In short, a press that should on principle raven for every piece of information that might be damning to the powerful of every stripe—a press that has shown itself willing to publish anonymous anti-Trump leaks that sometimes turned out to be false—has made it clear that they do not want you to know what they do not want to know themselves.
The truth is both the memo itself and the press’s unforgivable lack of curiosity and outrage about the memo are part of a much bigger scandal that has gone further to damage our republic than anything Trump has done or said. The memo represents just one more jigsaw piece in a picture of the Obama administration as a Chicago-style Democratic machine rife with cronyism and abuse of power, a machine to which the media closed its eyes.
We know this. It’s not conjecture. We know that Obama’s IRS made successful efforts to silence conservative voices during the president’s reelection campaign.
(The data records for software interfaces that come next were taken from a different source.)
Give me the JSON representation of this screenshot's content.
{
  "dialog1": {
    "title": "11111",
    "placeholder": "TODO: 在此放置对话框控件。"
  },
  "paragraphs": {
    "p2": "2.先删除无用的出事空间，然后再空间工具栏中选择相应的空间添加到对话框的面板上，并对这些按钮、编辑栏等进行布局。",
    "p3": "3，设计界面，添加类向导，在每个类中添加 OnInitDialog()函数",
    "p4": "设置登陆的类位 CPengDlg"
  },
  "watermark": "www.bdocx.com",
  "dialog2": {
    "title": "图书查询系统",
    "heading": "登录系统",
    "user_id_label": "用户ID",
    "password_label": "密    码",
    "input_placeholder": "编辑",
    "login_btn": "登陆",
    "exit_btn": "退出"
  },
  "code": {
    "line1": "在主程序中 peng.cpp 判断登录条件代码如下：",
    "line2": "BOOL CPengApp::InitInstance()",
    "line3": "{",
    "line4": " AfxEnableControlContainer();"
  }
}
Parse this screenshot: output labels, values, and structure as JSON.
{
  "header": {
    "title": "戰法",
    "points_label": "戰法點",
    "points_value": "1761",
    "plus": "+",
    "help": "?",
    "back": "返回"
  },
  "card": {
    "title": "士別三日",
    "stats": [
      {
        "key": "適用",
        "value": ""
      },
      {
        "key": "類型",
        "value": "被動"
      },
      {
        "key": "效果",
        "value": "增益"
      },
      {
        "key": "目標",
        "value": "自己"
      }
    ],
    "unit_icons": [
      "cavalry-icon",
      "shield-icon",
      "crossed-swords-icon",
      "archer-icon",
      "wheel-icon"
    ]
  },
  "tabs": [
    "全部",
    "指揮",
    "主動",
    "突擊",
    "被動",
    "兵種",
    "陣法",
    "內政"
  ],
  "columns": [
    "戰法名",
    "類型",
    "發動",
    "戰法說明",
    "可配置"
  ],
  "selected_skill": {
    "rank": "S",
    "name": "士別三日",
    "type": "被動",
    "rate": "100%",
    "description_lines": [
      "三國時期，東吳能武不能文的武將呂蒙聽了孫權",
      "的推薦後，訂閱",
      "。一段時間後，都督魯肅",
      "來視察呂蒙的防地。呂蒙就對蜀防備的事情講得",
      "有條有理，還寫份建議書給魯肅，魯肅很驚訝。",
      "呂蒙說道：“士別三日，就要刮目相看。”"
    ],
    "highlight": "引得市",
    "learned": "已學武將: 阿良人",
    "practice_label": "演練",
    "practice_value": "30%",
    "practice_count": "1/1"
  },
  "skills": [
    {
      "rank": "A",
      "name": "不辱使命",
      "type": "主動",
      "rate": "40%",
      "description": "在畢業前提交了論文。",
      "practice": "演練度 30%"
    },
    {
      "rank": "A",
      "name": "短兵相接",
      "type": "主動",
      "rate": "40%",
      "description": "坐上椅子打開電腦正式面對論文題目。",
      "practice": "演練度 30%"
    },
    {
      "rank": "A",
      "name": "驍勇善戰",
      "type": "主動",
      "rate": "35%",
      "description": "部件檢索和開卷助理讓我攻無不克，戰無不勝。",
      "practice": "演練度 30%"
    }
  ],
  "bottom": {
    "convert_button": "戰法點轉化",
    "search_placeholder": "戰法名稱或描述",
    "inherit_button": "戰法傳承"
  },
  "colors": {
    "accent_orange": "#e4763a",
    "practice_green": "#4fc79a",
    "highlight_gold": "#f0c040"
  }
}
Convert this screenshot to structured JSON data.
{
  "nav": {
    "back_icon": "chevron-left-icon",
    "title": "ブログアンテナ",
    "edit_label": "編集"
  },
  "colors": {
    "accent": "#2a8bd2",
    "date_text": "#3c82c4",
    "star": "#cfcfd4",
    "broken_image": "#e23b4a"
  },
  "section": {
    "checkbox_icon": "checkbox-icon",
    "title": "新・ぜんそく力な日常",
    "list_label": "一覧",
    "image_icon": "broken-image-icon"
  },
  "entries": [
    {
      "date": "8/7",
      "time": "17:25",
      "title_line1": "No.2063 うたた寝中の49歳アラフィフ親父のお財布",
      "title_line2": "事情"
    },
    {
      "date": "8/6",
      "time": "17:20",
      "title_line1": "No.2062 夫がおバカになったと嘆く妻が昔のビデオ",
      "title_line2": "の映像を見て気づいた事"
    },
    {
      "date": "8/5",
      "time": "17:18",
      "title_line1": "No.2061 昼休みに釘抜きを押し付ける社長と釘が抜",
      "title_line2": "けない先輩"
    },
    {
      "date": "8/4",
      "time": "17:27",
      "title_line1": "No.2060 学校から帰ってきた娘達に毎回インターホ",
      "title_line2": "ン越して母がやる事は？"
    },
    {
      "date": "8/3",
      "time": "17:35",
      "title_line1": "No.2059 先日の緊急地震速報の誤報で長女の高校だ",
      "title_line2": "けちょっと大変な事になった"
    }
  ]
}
After a settlement agreement in Z Street’s lawsuit against them, we know that the IRS also targeted Jewish groups that supported Israel. We know that Obama appointed one attorney general who styled himself the president’s “wing-man . . . there with my boy” (imagine Jeff Sessions saying that), and another who held a secret meeting with Bill Clinton while Hillary Clinton was under investigation. And now we begin to learn that the Obama Justice Department may have colluded with a Democrat’s campaign to spy on a Republican’s. Obama misled us about much of this and more: about the IRS; about when he himself gained knowledge of Hillary’s secret email server, a server he used under a pseudonym; about his secret dealings with Iran; and about the effects of his signature health-care bill.
All this—really a steady stream of deceptions and abuses of power—while journalists kowtowed to, flattered, and ultimately raved about the administration being “scandal-free.” The press sacrificed its credibility with eight years of willful blindness. Those who asked with the ancient Roman poet Juvenal, “Who will guard the guardians?” were answered by the self-styled heroes of journalistic truth-telling: “Not us.”
That’s the real scandal here, and it’s beginning to come out.